Dalmatians have a high need for physical exercise. Bear in mind that this breed was bred for endurance and therefore their natural need for exercise is going to be impossible to satisfy indoors. This breed will require a large yard, preferably one that has a fence. Several brisk walks or runs will be necessary each day to ensure that the dog is getting enough activity. It is also a good idea to initiate play time once or twice each day inside or outside the house. This type of dog would not be satisfied with a daily walk down the street or quick trot around the yard. Failure to allow a Dalmatian to spend his energy can result in high-strung behavior, destructive tendencies, and depression. The dog may become restless and/or temperamental.
Common Issues with Dalmatian Puppies
Boredom can be a problem for Dalmatian dogs because they require regular activities to stimulate their intellect and to get rid of pent-up energy. Providing the dog with a task or “job” to perform can help to prevent naughty actions spurred by boredom, such as digging large holes, chewing on anything within reach, and destroying furniture. This breed has been known to eat virtually anything, so potential owners would need to ensure that they can keep dangerous items out of reach.
The Dalmatian breed is highly prone to deafness. In fact, as much as 12 percent of all Dalmatian puppies are born deaf. It is important to ensure the breeder has tested all puppies with the “BAER” method at around six weeks of age. Deaf puppies should not be purchased at full “pureblood price” and they should be spayed or neutered to prevent passing along the genetic disability. That being said, properly trained and well-adjusted deaf Dalmatians can still be a delight to raise.
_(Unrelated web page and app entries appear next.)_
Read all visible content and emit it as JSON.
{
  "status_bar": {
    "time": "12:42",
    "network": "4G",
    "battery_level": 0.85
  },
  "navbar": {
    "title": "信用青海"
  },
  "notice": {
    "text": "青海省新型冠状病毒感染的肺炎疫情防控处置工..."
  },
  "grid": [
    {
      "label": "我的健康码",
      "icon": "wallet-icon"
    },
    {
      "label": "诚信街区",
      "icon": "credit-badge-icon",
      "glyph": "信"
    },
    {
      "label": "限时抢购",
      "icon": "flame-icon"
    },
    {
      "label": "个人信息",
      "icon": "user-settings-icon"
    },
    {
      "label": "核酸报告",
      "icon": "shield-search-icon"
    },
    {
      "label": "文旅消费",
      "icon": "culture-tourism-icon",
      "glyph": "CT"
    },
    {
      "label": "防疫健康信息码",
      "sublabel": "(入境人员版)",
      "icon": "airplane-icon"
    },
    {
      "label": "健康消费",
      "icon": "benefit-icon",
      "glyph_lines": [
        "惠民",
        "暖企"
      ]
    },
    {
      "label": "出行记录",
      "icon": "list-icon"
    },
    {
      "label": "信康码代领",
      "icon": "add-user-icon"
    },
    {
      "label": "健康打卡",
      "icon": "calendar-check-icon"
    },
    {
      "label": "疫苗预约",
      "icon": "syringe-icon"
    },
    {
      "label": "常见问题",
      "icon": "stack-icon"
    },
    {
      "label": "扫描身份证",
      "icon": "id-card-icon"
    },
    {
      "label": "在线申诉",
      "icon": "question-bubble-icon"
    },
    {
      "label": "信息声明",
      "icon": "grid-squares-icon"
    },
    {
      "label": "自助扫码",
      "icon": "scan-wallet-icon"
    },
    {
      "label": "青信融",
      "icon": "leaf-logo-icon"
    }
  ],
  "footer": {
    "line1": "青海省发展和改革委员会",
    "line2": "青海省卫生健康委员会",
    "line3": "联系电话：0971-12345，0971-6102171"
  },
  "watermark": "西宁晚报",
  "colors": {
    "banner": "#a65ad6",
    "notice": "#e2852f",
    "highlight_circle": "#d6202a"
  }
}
Is This Breed Right for You?
When determining whether this breed is right for you, you must first consider your lifestyle. Do you have the time necessary to dedicate to firm, consistent training and the disposition to enforce discipline without bending the rules? The saying, “if you give an inch, he will take a mile” is certainly applicable to the Dalmatian, therefore all rules should be enforced at all times with no exceptions. It is also important to consider whether yours and your family’s schedules will be suitable for a Dalmatian. This breed is prone to separation anxiety if left alone for long periods of time. If the dog will regularly be subjected to long stretches of time by himself then he isn’t going to be happy. If, on the other hand, there will usually be someone at home to keep the dog company on most days, then this breed might be a good fit for you.